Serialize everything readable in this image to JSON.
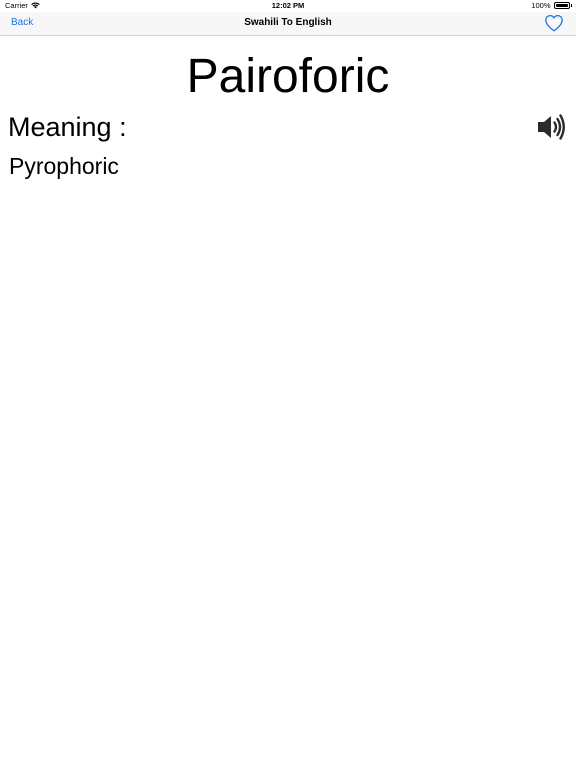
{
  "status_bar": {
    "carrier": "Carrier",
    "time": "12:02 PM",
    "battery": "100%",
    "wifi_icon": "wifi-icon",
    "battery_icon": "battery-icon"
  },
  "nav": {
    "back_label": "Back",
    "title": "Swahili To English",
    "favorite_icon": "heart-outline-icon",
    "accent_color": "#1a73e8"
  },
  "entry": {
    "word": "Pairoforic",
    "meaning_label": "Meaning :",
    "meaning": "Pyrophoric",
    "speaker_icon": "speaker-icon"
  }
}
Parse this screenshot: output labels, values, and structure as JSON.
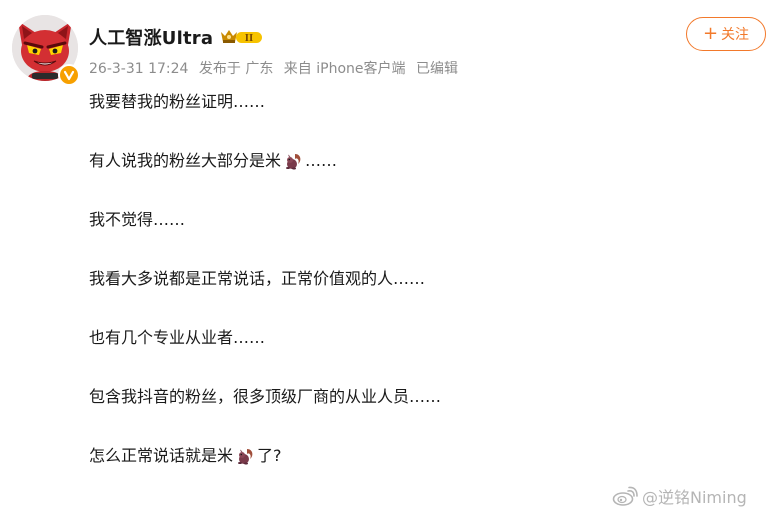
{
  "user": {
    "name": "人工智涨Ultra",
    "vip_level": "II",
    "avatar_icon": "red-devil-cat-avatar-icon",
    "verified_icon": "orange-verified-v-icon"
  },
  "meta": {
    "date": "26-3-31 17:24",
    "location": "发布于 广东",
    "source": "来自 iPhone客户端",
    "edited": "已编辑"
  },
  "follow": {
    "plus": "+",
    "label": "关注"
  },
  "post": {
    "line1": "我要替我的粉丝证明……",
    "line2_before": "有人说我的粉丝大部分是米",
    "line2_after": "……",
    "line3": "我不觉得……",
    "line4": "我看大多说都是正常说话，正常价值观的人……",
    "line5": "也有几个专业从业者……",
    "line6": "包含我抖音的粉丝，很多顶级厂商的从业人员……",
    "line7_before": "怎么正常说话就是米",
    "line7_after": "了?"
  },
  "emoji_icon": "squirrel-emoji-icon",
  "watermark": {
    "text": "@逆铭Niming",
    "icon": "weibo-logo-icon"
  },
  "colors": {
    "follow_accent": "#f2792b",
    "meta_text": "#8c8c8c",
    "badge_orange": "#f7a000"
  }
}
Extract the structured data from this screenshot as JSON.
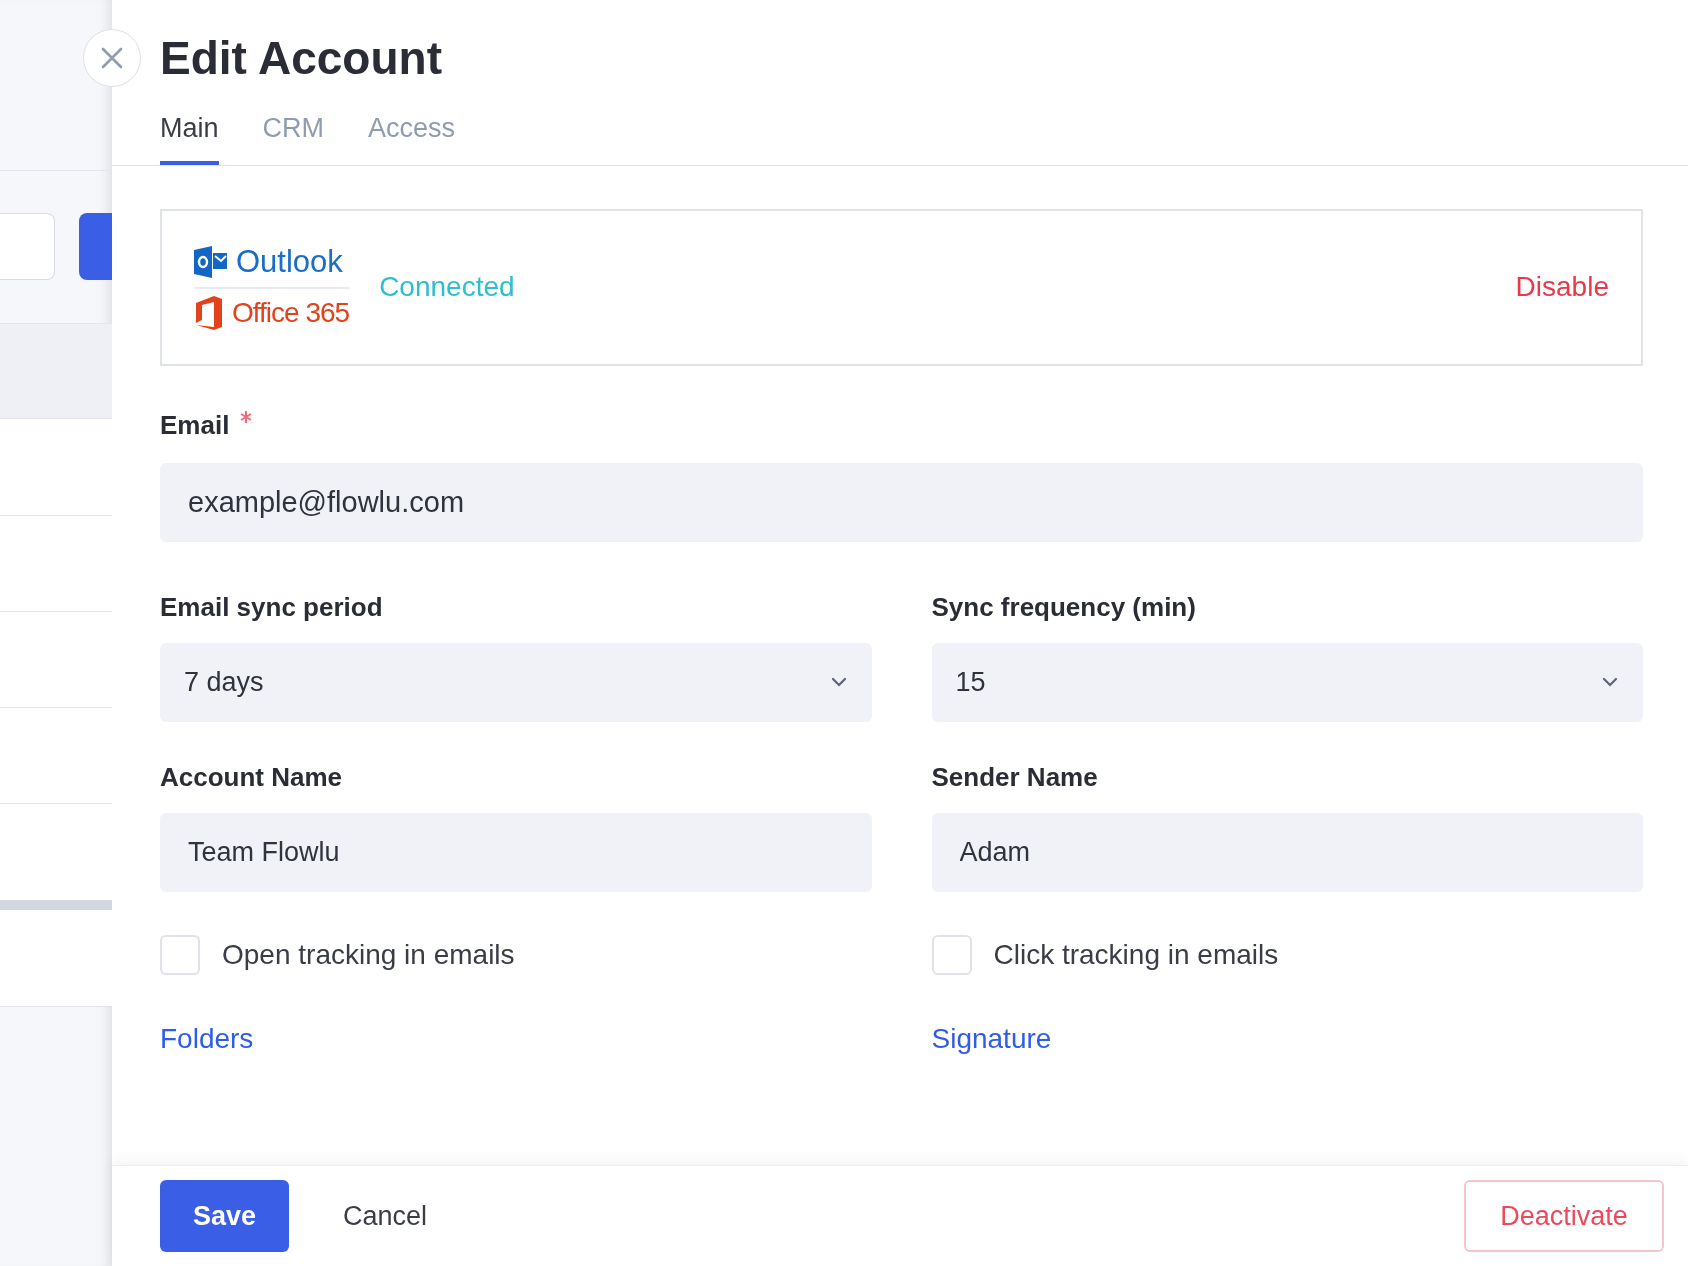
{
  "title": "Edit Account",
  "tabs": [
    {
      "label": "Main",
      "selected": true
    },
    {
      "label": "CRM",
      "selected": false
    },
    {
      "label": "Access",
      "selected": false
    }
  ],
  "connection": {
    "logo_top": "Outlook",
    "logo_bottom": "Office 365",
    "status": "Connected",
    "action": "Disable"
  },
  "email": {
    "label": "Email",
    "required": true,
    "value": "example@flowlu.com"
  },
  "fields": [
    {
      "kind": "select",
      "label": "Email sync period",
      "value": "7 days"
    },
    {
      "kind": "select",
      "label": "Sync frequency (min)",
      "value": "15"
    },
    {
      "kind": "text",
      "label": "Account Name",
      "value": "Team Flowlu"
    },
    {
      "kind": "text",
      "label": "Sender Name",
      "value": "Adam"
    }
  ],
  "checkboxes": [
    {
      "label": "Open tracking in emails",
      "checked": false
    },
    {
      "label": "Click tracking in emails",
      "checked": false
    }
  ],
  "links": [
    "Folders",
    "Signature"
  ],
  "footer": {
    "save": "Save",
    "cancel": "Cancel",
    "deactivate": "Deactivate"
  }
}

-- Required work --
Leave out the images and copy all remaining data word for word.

-- Output for this task --
Serialize everything readable in this image to JSON.
{
  "status_bar": {
    "carrier": "Carrier",
    "time": "12:02 PM",
    "battery": "100%",
    "wifi_icon": "wifi-icon",
    "battery_icon": "battery-icon"
  },
  "nav": {
    "back_label": "Back",
    "title": "Swahili To English",
    "favorite_icon": "heart-outline-icon",
    "accent_color": "#1a73e8"
  },
  "entry": {
    "word": "Pairoforic",
    "meaning_label": "Meaning :",
    "meaning": "Pyrophoric",
    "speaker_icon": "speaker-icon"
  }
}
Parse this screenshot: output labels, values, and structure as JSON.
{
  "user": {
    "name": "人工智涨Ultra",
    "vip_level": "II",
    "avatar_icon": "red-devil-cat-avatar-icon",
    "verified_icon": "orange-verified-v-icon"
  },
  "meta": {
    "date": "26-3-31 17:24",
    "location": "发布于 广东",
    "source": "来自 iPhone客户端",
    "edited": "已编辑"
  },
  "follow": {
    "plus": "+",
    "label": "关注"
  },
  "post": {
    "line1": "我要替我的粉丝证明……",
    "line2_before": "有人说我的粉丝大部分是米",
    "line2_after": "……",
    "line3": "我不觉得……",
    "line4": "我看大多说都是正常说话，正常价值观的人……",
    "line5": "也有几个专业从业者……",
    "line6": "包含我抖音的粉丝，很多顶级厂商的从业人员……",
    "line7_before": "怎么正常说话就是米",
    "line7_after": "了?"
  },
  "emoji_icon": "squirrel-emoji-icon",
  "watermark": {
    "text": "@逆铭Niming",
    "icon": "weibo-logo-icon"
  },
  "colors": {
    "follow_accent": "#f2792b",
    "meta_text": "#8c8c8c",
    "badge_orange": "#f7a000"
  }
}
Extract the structured data from this screenshot as JSON.
{
  "title": "Edit Account",
  "tabs": [
    {
      "label": "Main",
      "selected": true
    },
    {
      "label": "CRM",
      "selected": false
    },
    {
      "label": "Access",
      "selected": false
    }
  ],
  "connection": {
    "logo_top": "Outlook",
    "logo_bottom": "Office 365",
    "status": "Connected",
    "action": "Disable"
  },
  "email": {
    "label": "Email",
    "required": true,
    "value": "example@flowlu.com"
  },
  "fields": [
    {
      "kind": "select",
      "label": "Email sync period",
      "value": "7 days"
    },
    {
      "kind": "select",
      "label": "Sync frequency (min)",
      "value": "15"
    },
    {
      "kind": "text",
      "label": "Account Name",
      "value": "Team Flowlu"
    },
    {
      "kind": "text",
      "label": "Sender Name",
      "value": "Adam"
    }
  ],
  "checkboxes": [
    {
      "label": "Open tracking in emails",
      "checked": false
    },
    {
      "label": "Click tracking in emails",
      "checked": false
    }
  ],
  "links": [
    "Folders",
    "Signature"
  ],
  "footer": {
    "save": "Save",
    "cancel": "Cancel",
    "deactivate": "Deactivate"
  }
}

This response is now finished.